What you need to do: I would like the number of lines in the data that contain the word "JSON". Please give that number alone.

Material provided:
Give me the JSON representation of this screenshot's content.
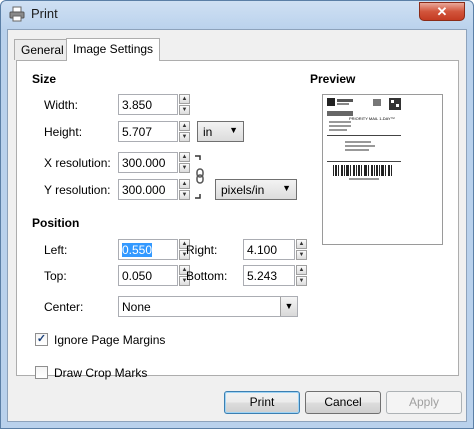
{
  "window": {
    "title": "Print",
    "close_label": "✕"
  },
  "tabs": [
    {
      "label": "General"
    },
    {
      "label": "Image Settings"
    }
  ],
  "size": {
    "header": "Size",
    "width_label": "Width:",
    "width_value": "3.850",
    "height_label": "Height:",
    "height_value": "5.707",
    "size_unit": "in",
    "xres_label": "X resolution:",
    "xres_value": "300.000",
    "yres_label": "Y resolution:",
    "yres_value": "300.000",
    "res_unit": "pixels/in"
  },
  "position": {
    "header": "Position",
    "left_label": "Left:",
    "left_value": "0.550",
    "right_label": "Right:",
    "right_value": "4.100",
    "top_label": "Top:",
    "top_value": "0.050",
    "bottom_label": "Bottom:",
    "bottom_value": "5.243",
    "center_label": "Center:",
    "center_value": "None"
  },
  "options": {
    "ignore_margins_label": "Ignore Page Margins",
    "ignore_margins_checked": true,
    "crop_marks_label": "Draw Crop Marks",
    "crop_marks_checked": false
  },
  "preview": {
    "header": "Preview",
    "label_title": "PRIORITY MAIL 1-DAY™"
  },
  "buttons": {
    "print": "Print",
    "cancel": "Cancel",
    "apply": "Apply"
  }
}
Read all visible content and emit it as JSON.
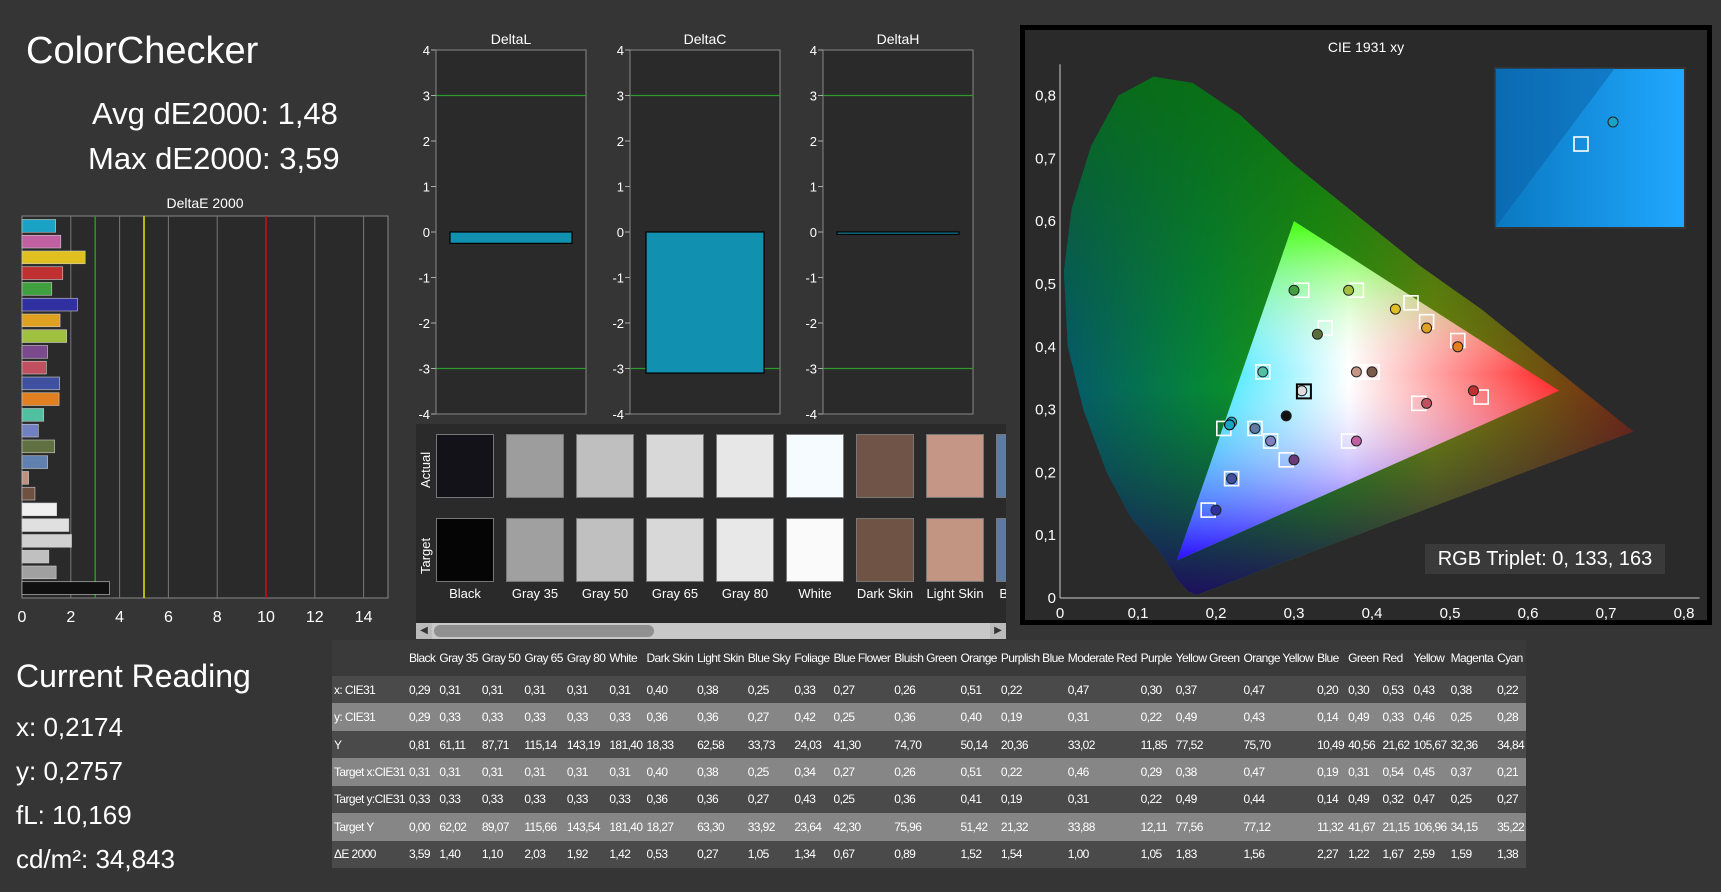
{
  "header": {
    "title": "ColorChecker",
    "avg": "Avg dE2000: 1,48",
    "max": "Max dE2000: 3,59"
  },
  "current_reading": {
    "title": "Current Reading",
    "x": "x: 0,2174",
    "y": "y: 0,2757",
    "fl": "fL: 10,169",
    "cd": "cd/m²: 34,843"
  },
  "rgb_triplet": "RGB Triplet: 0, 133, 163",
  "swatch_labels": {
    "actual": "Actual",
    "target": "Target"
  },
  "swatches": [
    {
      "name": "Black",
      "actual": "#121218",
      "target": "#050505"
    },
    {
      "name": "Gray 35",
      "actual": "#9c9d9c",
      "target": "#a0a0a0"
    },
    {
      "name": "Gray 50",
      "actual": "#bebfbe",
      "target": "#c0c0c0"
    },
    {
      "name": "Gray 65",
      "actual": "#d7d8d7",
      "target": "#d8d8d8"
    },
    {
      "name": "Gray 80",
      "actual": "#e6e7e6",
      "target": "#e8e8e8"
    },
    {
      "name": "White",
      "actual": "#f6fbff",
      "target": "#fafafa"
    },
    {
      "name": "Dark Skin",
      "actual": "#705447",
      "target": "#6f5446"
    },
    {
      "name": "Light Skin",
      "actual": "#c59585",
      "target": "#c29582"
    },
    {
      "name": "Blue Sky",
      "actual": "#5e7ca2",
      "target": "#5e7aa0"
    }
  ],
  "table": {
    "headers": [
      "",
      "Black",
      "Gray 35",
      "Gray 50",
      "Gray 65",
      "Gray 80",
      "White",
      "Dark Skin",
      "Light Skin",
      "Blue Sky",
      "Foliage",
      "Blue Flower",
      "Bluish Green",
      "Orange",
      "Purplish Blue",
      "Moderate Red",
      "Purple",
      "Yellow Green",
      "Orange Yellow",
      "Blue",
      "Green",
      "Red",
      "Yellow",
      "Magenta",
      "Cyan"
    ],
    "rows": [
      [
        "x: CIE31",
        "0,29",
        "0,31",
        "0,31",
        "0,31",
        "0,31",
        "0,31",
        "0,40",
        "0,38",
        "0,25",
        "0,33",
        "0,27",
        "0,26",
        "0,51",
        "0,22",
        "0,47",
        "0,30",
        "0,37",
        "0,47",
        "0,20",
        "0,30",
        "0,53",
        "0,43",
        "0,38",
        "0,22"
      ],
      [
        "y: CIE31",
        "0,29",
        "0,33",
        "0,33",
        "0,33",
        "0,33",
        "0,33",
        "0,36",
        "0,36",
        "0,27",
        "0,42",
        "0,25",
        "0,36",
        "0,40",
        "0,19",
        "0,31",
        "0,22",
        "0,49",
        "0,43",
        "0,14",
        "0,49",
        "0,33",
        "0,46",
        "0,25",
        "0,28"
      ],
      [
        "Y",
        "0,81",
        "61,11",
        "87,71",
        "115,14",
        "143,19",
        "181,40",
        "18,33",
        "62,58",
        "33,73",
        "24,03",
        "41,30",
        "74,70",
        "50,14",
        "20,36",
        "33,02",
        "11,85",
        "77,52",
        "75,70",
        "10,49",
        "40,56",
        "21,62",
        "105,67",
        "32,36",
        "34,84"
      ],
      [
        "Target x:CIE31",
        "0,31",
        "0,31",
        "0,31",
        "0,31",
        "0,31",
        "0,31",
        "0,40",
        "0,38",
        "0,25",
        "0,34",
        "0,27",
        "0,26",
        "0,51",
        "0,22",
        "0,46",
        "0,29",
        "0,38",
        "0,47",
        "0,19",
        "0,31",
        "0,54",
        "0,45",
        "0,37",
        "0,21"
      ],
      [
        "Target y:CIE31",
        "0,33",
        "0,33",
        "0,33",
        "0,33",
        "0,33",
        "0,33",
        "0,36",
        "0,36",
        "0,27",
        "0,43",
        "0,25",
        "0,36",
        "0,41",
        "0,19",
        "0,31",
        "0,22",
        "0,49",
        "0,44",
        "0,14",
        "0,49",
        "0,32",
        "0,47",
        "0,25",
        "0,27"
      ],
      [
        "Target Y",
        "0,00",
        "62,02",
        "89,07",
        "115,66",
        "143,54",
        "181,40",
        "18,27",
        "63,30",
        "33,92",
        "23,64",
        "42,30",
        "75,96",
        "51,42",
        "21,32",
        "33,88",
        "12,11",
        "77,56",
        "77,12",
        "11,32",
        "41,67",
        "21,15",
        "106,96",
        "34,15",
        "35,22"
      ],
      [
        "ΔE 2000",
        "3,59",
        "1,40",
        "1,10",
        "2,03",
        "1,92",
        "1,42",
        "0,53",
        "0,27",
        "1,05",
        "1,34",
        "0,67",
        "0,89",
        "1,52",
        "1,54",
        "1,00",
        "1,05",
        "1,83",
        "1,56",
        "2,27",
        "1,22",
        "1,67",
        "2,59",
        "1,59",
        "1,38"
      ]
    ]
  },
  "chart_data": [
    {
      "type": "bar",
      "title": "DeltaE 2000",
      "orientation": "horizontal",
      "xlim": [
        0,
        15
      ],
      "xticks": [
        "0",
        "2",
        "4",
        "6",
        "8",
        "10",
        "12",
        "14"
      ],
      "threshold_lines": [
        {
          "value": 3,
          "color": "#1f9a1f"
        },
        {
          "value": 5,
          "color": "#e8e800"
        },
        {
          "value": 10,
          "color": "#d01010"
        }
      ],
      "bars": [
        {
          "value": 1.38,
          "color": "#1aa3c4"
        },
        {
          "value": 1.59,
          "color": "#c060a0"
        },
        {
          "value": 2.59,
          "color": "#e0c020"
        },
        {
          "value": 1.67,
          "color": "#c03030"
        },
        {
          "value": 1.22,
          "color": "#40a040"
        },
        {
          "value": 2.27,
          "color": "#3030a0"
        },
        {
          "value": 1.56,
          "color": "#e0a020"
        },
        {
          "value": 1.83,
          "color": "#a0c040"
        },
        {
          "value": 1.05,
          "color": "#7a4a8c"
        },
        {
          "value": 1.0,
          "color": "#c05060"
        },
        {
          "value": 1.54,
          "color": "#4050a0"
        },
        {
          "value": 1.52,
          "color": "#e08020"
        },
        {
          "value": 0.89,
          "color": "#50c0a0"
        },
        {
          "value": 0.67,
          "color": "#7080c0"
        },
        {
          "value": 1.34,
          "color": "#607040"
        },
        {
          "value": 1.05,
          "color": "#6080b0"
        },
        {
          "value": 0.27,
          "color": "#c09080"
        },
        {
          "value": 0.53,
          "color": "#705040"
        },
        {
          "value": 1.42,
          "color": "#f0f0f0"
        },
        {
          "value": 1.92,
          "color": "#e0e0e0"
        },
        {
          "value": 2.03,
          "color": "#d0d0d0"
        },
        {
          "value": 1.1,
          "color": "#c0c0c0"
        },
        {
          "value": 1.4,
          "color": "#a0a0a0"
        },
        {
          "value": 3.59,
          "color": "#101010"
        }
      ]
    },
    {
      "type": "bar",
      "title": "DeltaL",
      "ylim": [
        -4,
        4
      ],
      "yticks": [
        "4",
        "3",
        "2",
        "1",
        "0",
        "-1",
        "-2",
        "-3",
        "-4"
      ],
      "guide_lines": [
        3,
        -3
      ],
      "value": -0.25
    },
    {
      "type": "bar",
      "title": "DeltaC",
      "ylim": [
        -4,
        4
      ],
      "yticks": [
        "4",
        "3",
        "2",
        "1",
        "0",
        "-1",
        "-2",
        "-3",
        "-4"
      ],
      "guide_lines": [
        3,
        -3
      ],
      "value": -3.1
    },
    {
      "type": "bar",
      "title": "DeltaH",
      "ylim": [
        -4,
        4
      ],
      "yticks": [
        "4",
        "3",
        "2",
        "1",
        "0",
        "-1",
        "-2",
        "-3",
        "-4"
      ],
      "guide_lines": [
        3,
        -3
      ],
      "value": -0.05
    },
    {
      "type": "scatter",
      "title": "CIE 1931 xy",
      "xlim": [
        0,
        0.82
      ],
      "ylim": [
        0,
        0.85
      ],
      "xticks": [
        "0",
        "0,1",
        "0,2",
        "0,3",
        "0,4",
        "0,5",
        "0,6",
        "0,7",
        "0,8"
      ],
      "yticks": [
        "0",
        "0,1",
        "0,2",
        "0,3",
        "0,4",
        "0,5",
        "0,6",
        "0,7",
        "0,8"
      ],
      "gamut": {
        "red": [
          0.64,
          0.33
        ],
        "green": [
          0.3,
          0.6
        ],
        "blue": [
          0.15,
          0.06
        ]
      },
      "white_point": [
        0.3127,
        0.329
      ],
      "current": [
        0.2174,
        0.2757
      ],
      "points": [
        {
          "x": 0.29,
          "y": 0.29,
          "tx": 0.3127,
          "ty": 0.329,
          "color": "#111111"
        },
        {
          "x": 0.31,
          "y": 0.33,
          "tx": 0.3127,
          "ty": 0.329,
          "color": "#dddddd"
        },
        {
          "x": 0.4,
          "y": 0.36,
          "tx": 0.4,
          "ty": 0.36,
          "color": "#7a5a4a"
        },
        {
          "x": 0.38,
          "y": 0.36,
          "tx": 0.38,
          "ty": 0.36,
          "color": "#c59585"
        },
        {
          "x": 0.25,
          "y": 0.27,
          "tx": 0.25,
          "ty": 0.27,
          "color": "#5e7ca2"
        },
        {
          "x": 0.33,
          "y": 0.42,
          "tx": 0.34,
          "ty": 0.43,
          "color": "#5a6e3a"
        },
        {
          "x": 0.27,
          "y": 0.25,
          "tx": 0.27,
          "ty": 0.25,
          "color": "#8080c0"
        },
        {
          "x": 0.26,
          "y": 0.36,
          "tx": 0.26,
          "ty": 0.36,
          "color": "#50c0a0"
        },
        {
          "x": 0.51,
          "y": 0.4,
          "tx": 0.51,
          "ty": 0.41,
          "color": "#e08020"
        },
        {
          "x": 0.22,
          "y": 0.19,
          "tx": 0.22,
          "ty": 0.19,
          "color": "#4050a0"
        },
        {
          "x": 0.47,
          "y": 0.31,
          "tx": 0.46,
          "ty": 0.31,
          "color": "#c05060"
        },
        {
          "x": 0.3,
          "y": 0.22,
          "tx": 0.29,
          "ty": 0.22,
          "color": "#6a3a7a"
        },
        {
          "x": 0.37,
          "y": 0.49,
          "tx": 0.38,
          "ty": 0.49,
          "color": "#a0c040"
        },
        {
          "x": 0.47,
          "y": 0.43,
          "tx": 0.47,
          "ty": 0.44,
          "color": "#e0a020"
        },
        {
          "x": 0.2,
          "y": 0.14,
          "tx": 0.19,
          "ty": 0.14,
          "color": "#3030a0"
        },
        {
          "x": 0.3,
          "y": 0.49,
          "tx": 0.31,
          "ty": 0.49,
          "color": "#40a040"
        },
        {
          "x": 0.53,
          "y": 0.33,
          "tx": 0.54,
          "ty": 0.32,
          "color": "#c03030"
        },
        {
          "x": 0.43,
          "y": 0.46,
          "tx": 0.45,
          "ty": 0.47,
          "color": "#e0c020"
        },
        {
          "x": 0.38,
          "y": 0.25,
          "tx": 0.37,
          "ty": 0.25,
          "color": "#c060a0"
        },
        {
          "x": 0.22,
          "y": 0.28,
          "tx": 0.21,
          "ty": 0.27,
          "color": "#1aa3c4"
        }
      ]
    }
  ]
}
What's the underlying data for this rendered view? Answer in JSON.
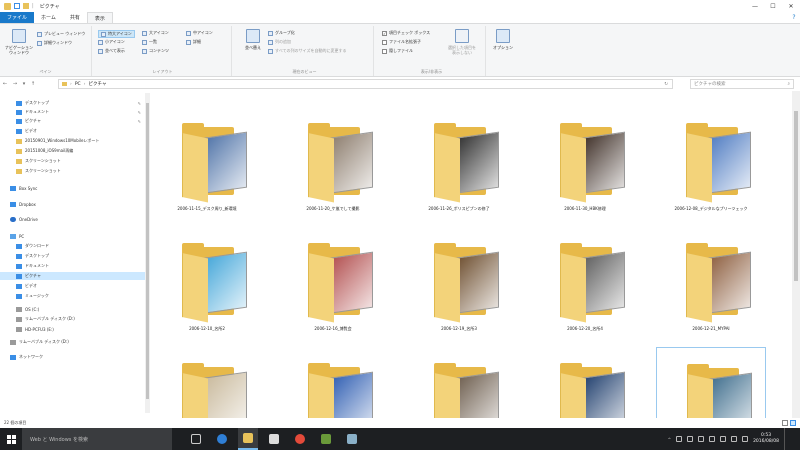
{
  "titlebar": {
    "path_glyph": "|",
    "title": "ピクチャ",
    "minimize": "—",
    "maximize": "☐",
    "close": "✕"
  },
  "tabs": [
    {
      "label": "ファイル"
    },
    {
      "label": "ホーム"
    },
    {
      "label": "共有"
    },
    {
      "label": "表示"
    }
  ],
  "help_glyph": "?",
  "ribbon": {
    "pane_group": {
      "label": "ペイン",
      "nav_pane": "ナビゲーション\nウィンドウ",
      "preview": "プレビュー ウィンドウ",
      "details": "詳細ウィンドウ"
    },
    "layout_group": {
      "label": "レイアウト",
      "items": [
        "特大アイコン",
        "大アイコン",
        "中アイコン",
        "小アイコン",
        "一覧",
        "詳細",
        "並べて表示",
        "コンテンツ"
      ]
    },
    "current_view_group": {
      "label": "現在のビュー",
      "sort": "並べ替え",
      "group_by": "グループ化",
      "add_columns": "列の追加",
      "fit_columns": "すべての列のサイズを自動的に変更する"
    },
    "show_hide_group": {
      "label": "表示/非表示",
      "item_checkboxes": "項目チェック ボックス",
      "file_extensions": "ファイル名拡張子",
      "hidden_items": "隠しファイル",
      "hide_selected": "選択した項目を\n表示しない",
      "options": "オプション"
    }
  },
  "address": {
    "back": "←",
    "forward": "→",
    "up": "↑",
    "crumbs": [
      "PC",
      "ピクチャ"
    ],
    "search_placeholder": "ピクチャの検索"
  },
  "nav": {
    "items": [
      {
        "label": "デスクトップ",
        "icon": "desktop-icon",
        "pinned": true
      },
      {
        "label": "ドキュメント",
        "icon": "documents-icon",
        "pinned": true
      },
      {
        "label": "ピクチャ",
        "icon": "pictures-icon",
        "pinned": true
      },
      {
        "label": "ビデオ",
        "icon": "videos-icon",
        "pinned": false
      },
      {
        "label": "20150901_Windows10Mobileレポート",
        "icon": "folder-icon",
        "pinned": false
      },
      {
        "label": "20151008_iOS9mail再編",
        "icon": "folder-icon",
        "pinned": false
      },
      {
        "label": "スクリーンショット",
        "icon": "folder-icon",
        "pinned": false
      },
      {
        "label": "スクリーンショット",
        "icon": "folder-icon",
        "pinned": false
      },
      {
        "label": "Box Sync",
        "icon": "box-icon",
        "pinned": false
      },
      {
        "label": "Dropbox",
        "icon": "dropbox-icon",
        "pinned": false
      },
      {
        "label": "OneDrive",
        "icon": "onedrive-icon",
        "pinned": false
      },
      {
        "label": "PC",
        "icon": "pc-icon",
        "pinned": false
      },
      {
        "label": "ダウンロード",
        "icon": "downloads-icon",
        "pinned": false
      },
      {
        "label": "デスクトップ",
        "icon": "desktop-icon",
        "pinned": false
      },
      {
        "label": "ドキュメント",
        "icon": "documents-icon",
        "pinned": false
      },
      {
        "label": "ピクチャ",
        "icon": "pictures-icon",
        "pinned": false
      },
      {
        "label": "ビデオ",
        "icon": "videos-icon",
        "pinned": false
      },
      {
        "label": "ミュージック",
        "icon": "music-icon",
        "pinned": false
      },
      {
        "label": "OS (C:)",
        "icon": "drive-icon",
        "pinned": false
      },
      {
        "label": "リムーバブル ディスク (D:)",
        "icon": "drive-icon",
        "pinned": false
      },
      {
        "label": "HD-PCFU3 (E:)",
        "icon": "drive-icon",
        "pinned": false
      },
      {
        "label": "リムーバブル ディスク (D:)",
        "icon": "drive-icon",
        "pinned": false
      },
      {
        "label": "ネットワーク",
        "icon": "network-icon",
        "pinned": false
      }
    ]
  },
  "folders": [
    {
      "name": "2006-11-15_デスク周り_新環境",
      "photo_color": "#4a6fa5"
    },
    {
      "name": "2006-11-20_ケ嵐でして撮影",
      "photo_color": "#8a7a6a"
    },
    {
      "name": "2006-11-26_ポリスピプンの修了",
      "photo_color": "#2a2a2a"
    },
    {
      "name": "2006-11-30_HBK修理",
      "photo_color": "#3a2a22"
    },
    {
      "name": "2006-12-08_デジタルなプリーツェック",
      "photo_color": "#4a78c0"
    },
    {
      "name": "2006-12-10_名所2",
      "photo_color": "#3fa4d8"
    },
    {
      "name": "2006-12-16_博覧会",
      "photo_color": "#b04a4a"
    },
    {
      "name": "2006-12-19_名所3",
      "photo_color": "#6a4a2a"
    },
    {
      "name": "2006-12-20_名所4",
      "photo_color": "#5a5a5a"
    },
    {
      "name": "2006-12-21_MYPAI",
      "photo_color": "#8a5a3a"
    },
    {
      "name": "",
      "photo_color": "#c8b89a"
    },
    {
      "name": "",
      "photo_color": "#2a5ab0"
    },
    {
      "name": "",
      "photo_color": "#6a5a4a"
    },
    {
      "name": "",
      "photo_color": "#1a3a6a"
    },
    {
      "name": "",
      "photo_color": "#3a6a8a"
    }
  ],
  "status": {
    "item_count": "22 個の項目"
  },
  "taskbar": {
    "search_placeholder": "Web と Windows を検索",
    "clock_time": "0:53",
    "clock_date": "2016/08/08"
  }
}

Completed exercise: 3